A very Colorado history indeed with the beer brewing!
After the Neefs left, the Nonaka family moved in and lived there from 1948 until 1967. Teizo and Minoru Nonaka were both born in Japan, and they had moved to California just before WWI. After living in California for many years, they were among thousands of Japanese-Americans who were interred during WWII in Japanese internment camps. After their release, they made news roots here in Denver.
But we aren’t done yet! More history to come folks. This next family is probably my favorite story line within the history of the home:
After the Nonakas, the Muse family then moved in. Apparently, to this day many in the neighborhood still refer to 1739 E. 29th Ave as the “Reynelda Muse House.” In the late 1960s, Reynelda worked for Denver’s TV News Channel 4 and eventually became the first woman and first African-American news anchor in the state of Colorado.
She was even one of the founding anchors of CNN! How cool is that?
She won many awards during her career and apparently for a time at DIA, hers was the voice you would hear on their trains. Her husband was no slouch either, as Daniel worked as a Bankruptcy Trustee for the United States Bankruptcy Court for Colorado and later as Assistant Attorney General for Colorado and later became the City Attorney for the City and County of Denver and helped with all the legal business of the redevelopment of DIA! No big deal.
What is it today?
Today it’s a beautiful private home to a lucky soul.
See you next time! Thanks for stopping by and don’t forget to subscribe to History Colorado‘s newsletters!!
https://www.denvergov.org/Portals/646/Documents/Landmark/Designations/Schulz-Neef%20House.pdf [So much more info about the history here!
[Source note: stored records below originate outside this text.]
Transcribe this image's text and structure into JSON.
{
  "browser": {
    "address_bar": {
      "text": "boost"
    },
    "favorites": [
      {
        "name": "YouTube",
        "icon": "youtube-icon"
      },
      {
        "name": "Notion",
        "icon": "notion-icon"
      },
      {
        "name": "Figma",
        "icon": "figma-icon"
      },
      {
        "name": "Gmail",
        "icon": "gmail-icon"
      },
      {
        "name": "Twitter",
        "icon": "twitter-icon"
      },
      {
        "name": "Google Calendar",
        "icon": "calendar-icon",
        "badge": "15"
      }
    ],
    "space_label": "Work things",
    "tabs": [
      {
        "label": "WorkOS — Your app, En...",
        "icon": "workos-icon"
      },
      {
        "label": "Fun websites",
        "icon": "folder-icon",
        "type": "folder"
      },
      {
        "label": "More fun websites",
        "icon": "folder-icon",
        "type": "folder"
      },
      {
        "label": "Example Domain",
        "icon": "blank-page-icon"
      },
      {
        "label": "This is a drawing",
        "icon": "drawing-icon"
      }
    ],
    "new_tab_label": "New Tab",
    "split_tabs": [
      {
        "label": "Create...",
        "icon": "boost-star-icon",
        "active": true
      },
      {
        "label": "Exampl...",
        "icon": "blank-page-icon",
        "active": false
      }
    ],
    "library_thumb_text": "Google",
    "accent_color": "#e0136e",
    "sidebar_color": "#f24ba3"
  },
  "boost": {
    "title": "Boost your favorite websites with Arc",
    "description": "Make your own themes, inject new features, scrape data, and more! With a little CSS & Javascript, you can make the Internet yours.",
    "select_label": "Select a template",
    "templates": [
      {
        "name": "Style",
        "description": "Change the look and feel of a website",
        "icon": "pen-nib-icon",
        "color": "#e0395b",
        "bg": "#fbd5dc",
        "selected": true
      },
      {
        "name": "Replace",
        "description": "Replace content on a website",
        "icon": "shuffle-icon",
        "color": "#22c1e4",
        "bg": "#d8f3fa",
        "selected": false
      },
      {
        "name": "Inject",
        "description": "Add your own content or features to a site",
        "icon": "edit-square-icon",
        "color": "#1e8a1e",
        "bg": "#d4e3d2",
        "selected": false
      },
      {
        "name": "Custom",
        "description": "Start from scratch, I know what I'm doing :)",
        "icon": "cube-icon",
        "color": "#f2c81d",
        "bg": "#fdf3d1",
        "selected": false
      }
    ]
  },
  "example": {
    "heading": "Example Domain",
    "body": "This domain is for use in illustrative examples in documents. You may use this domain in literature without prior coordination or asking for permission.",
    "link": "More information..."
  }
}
A great resource!!]
McAlister, Lee and Virginia. A Field Guide to American Houses. New York: Alfred A. Knopf, 2009.